▶ Task prompt: Each line of the data below containing "current" needs to be listed.

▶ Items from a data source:
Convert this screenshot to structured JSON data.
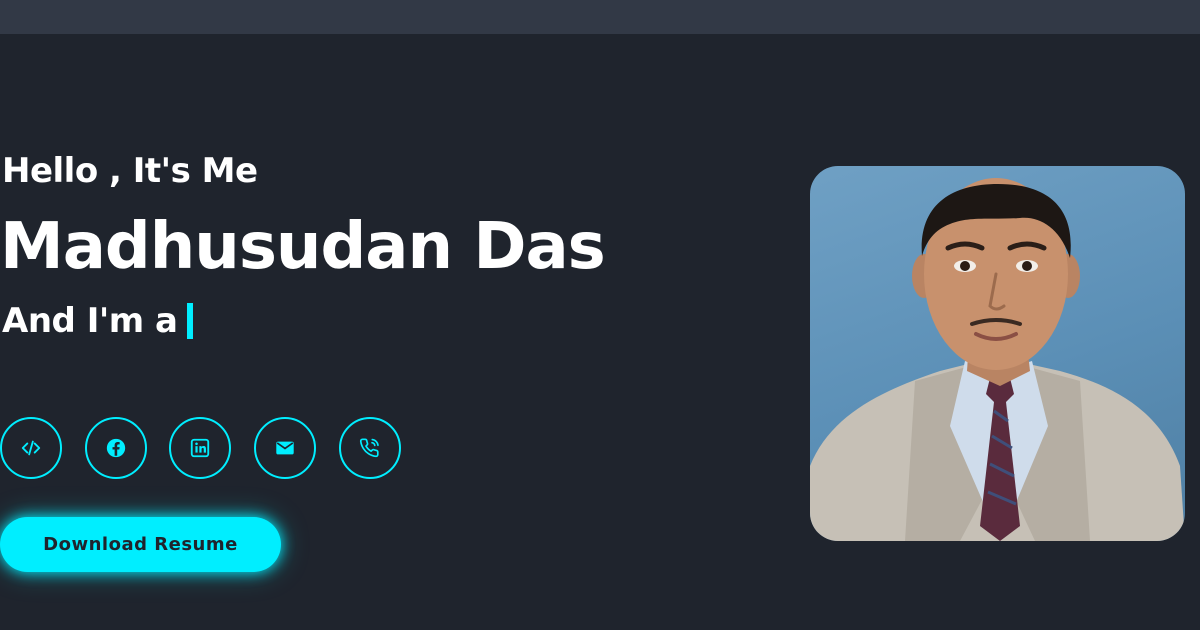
{
  "hero": {
    "greeting": "Hello , It's Me",
    "name": "Madhusudan Das",
    "role_prefix": "And I'm a"
  },
  "socials": [
    {
      "icon": "code-icon"
    },
    {
      "icon": "facebook-icon"
    },
    {
      "icon": "linkedin-icon"
    },
    {
      "icon": "email-icon"
    },
    {
      "icon": "phone-icon"
    }
  ],
  "download_button": "Download Resume",
  "colors": {
    "background": "#1f242d",
    "topbar": "#323946",
    "accent": "#00eeff",
    "text": "#ffffff"
  }
}
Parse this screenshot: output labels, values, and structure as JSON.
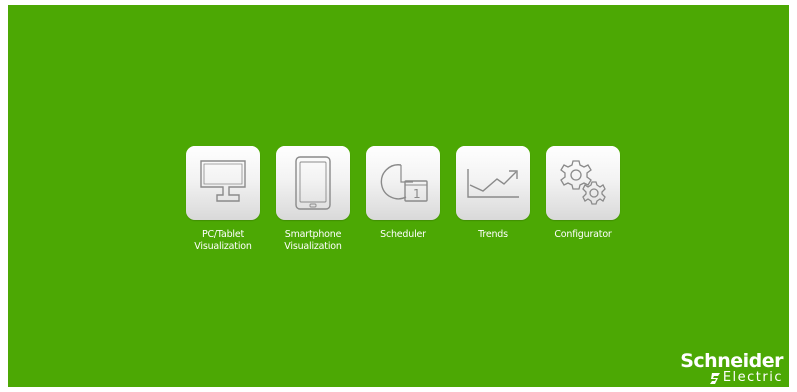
{
  "apps": [
    {
      "icon": "monitor-icon",
      "label_lines": [
        "PC/Tablet",
        "Visualization"
      ]
    },
    {
      "icon": "tablet-icon",
      "label_lines": [
        "Smartphone",
        "Visualization"
      ]
    },
    {
      "icon": "scheduler-icon",
      "label_lines": [
        "Scheduler"
      ]
    },
    {
      "icon": "trends-icon",
      "label_lines": [
        "Trends"
      ]
    },
    {
      "icon": "gears-icon",
      "label_lines": [
        "Configurator"
      ]
    }
  ],
  "scheduler_day": "1",
  "logo": {
    "name": "Schneider",
    "subtitle": "Electric"
  },
  "colors": {
    "background": "#4ca804",
    "icon_stroke": "#8a8a8a",
    "text": "#ffffff"
  }
}
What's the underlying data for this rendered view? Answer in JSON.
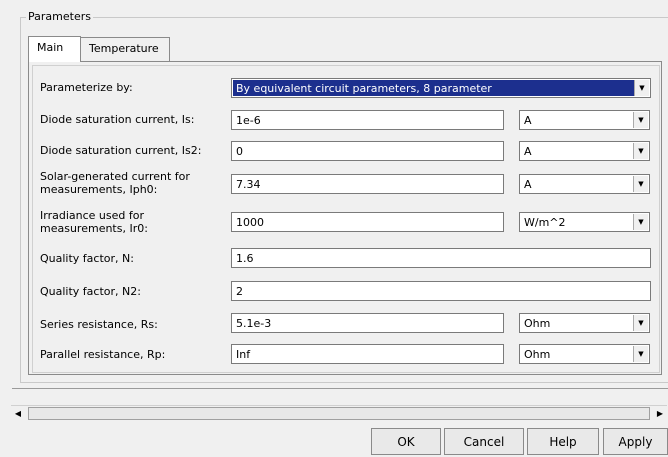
{
  "group_title": "Parameters",
  "tabs": [
    {
      "label": "Main",
      "active": true
    },
    {
      "label": "Temperature",
      "active": false
    }
  ],
  "parameterize": {
    "label": "Parameterize by:",
    "value": "By equivalent circuit parameters, 8 parameter"
  },
  "rows": [
    {
      "label": "Diode saturation current, Is:",
      "value": "1e-6",
      "unit": "A"
    },
    {
      "label": "Diode saturation current, Is2:",
      "value": "0",
      "unit": "A"
    },
    {
      "label": "Solar-generated current for measurements, Iph0:",
      "value": "7.34",
      "unit": "A"
    },
    {
      "label": "Irradiance used for measurements, Ir0:",
      "value": "1000",
      "unit": "W/m^2"
    },
    {
      "label": "Quality factor, N:",
      "value": "1.6"
    },
    {
      "label": "Quality factor, N2:",
      "value": "2"
    },
    {
      "label": "Series resistance, Rs:",
      "value": "5.1e-3",
      "unit": "Ohm"
    },
    {
      "label": "Parallel resistance, Rp:",
      "value": "Inf",
      "unit": "Ohm"
    }
  ],
  "buttons": {
    "ok": "OK",
    "cancel": "Cancel",
    "help": "Help",
    "apply": "Apply"
  },
  "icons": {
    "dropdown": "chevron-down-icon",
    "scroll_left": "arrow-left-icon",
    "scroll_right": "arrow-right-icon"
  }
}
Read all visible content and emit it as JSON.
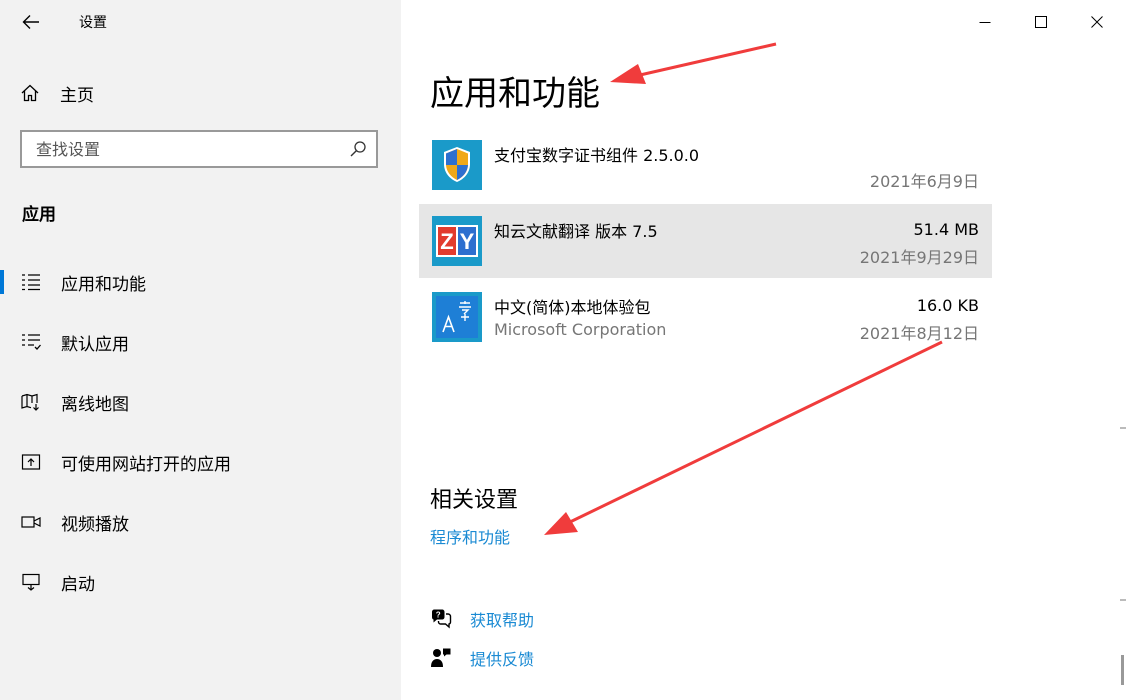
{
  "window": {
    "title": "设置",
    "controls": {
      "minimize": "minimize-icon",
      "maximize": "maximize-icon",
      "close": "close-icon"
    }
  },
  "sidebar": {
    "home_label": "主页",
    "search_placeholder": "查找设置",
    "section_label": "应用",
    "items": [
      {
        "label": "应用和功能",
        "icon": "apps-list-icon",
        "selected": true
      },
      {
        "label": "默认应用",
        "icon": "default-apps-icon",
        "selected": false
      },
      {
        "label": "离线地图",
        "icon": "offline-map-icon",
        "selected": false
      },
      {
        "label": "可使用网站打开的应用",
        "icon": "open-website-icon",
        "selected": false
      },
      {
        "label": "视频播放",
        "icon": "video-icon",
        "selected": false
      },
      {
        "label": "启动",
        "icon": "startup-icon",
        "selected": false
      }
    ]
  },
  "main": {
    "title": "应用和功能",
    "apps": [
      {
        "name": "支付宝数字证书组件 2.5.0.0",
        "publisher": "",
        "size": "",
        "date": "2021年6月9日",
        "icon": "shield-icon"
      },
      {
        "name": "知云文献翻译 版本 7.5",
        "publisher": "",
        "size": "51.4 MB",
        "date": "2021年9月29日",
        "icon": "zy-app-icon"
      },
      {
        "name": "中文(简体)本地体验包",
        "publisher": "Microsoft Corporation",
        "size": "16.0 KB",
        "date": "2021年8月12日",
        "icon": "language-pack-icon"
      }
    ],
    "related": {
      "title": "相关设置",
      "link": "程序和功能"
    },
    "help": {
      "get_help": "获取帮助",
      "feedback": "提供反馈"
    }
  },
  "colors": {
    "accent": "#0078d7",
    "link": "#1a8ad3",
    "annotation_arrow": "#f03c3c"
  }
}
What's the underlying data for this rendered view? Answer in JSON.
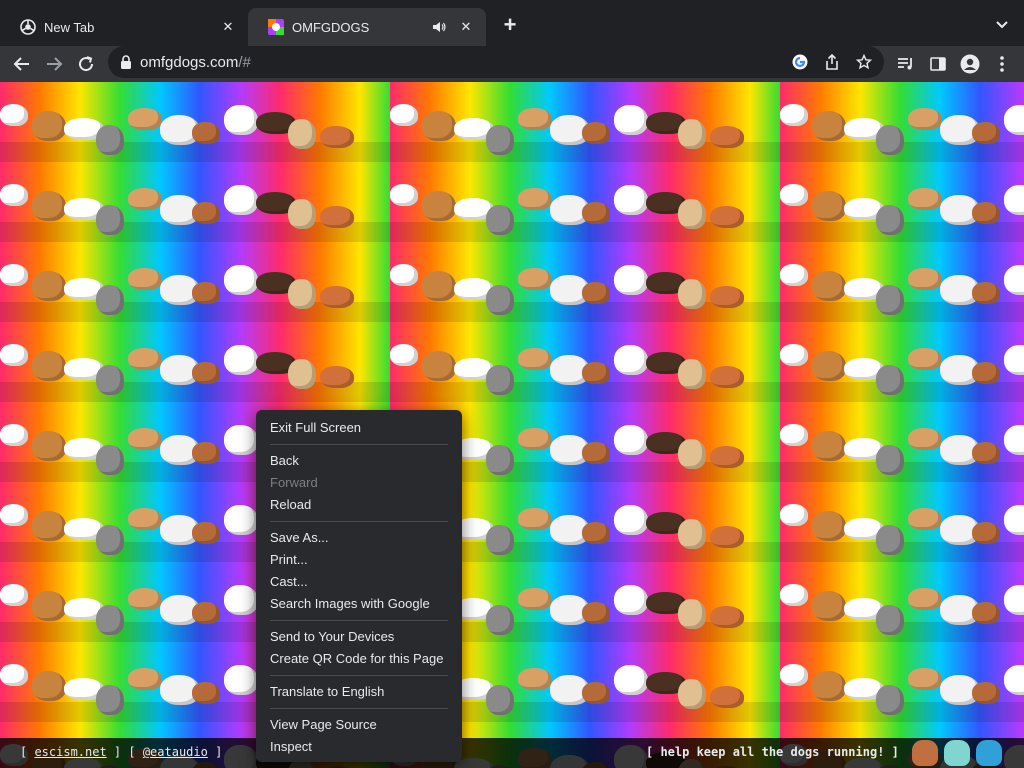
{
  "tabs": [
    {
      "title": "New Tab",
      "active": false,
      "favicon": "chrome-icon"
    },
    {
      "title": "OMFGDOGS",
      "active": true,
      "favicon": "dogs-favicon-icon",
      "audio": true
    }
  ],
  "toolbar": {
    "url_host": "omfgdogs.com",
    "url_path": "/#"
  },
  "footer": {
    "open1": "[ ",
    "link1": "escism.net",
    "mid": " ] [ ",
    "link2": "@eataudio",
    "close": " ]",
    "right_text": "[ help keep all the dogs running! ]"
  },
  "context_menu": {
    "items": [
      {
        "label": "Exit Full Screen"
      },
      {
        "label": "Back"
      },
      {
        "label": "Forward",
        "disabled": true
      },
      {
        "label": "Reload"
      },
      {
        "label": "Save As..."
      },
      {
        "label": "Print..."
      },
      {
        "label": "Cast..."
      },
      {
        "label": "Search Images with Google"
      },
      {
        "label": "Send to Your Devices"
      },
      {
        "label": "Create QR Code for this Page"
      },
      {
        "label": "Translate to English"
      },
      {
        "label": "View Page Source"
      },
      {
        "label": "Inspect"
      }
    ]
  },
  "colors": {
    "tab_bg": "#202124",
    "toolbar_bg": "#35363a",
    "menu_bg": "#292a2d",
    "text": "#e8eaed"
  }
}
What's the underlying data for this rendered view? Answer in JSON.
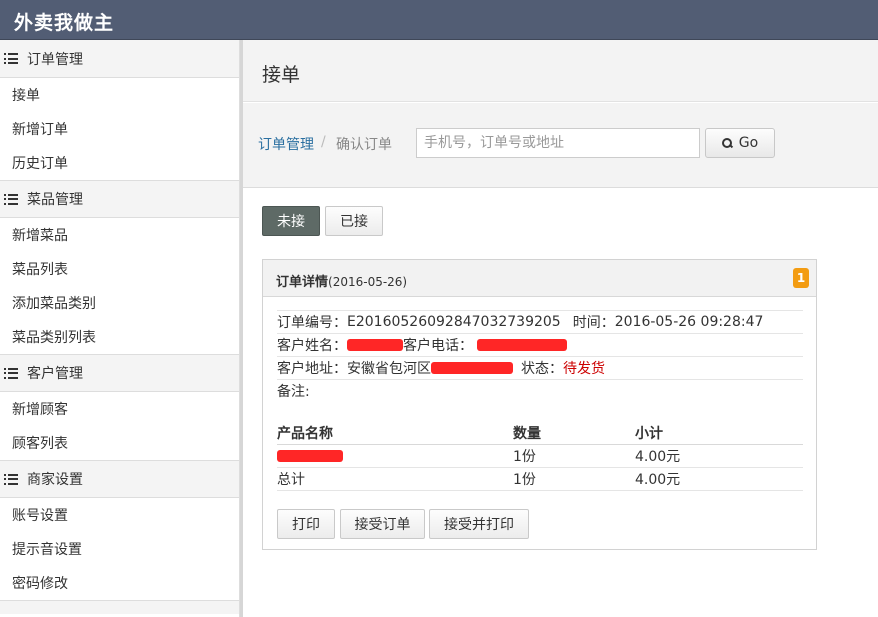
{
  "app": {
    "title": "外卖我做主"
  },
  "sidebar": {
    "groups": [
      {
        "label": "订单管理",
        "icon": "list-icon",
        "items": [
          "接单",
          "新增订单",
          "历史订单"
        ]
      },
      {
        "label": "菜品管理",
        "icon": "list-icon",
        "items": [
          "新增菜品",
          "菜品列表",
          "添加菜品类别",
          "菜品类别列表"
        ]
      },
      {
        "label": "客户管理",
        "icon": "list-icon",
        "items": [
          "新增顾客",
          "顾客列表"
        ]
      },
      {
        "label": "商家设置",
        "icon": "list-icon",
        "items": [
          "账号设置",
          "提示音设置",
          "密码修改"
        ]
      }
    ]
  },
  "page": {
    "title": "接单"
  },
  "breadcrumb": {
    "parent": "订单管理",
    "separator": "/",
    "current": "确认订单"
  },
  "search": {
    "placeholder": "手机号，订单号或地址",
    "value": "",
    "button": "Go"
  },
  "tabs": {
    "active": "未接",
    "inactive": "已接"
  },
  "order": {
    "panel_title": "订单详情",
    "panel_date": "(2016-05-26)",
    "badge": "1",
    "number_label": "订单编号：",
    "number": "E20160526092847032739205",
    "time_label": "时间：",
    "time": "2016-05-26 09:28:47",
    "name_label": "客户姓名：",
    "phone_label": "客户电话：",
    "address_label": "客户地址：",
    "address": "安徽省包河区",
    "status_label": "状态：",
    "status": "待发货",
    "note_label": "备注:",
    "table": {
      "headers": [
        "产品名称",
        "数量",
        "小计"
      ],
      "rows": [
        {
          "name": "",
          "qty": "1份",
          "subtotal": "4.00元"
        }
      ],
      "total": {
        "label": "总计",
        "qty": "1份",
        "subtotal": "4.00元"
      }
    },
    "actions": {
      "print": "打印",
      "accept": "接受订单",
      "accept_print": "接受并打印"
    }
  },
  "colors": {
    "topbar": "#525d74",
    "active_tab": "#5e6a66",
    "badge": "#f39c12",
    "status": "#cc0000",
    "link": "#2a6fa0",
    "redaction": "#ff2626"
  }
}
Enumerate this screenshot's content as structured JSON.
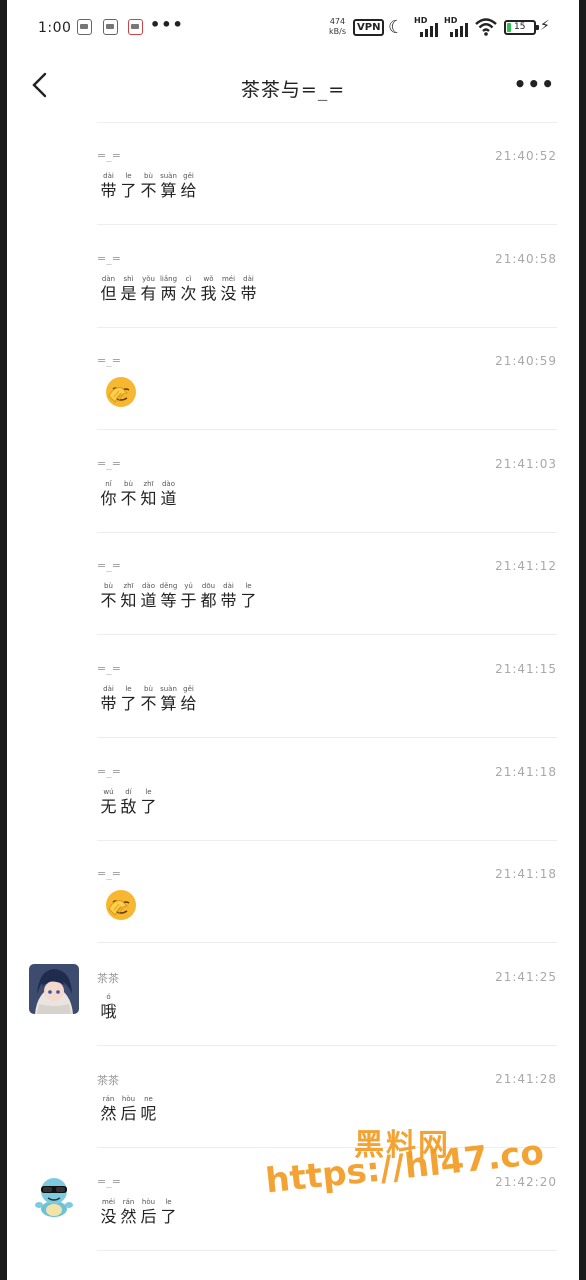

▶ Response for this exercise:
      "label": "Diode saturation current, Is:",
      "label": "Diode saturation current, Is2:",
      "label": "Solar-generated current for measurements, Iph0:",
    "current": "确认订单"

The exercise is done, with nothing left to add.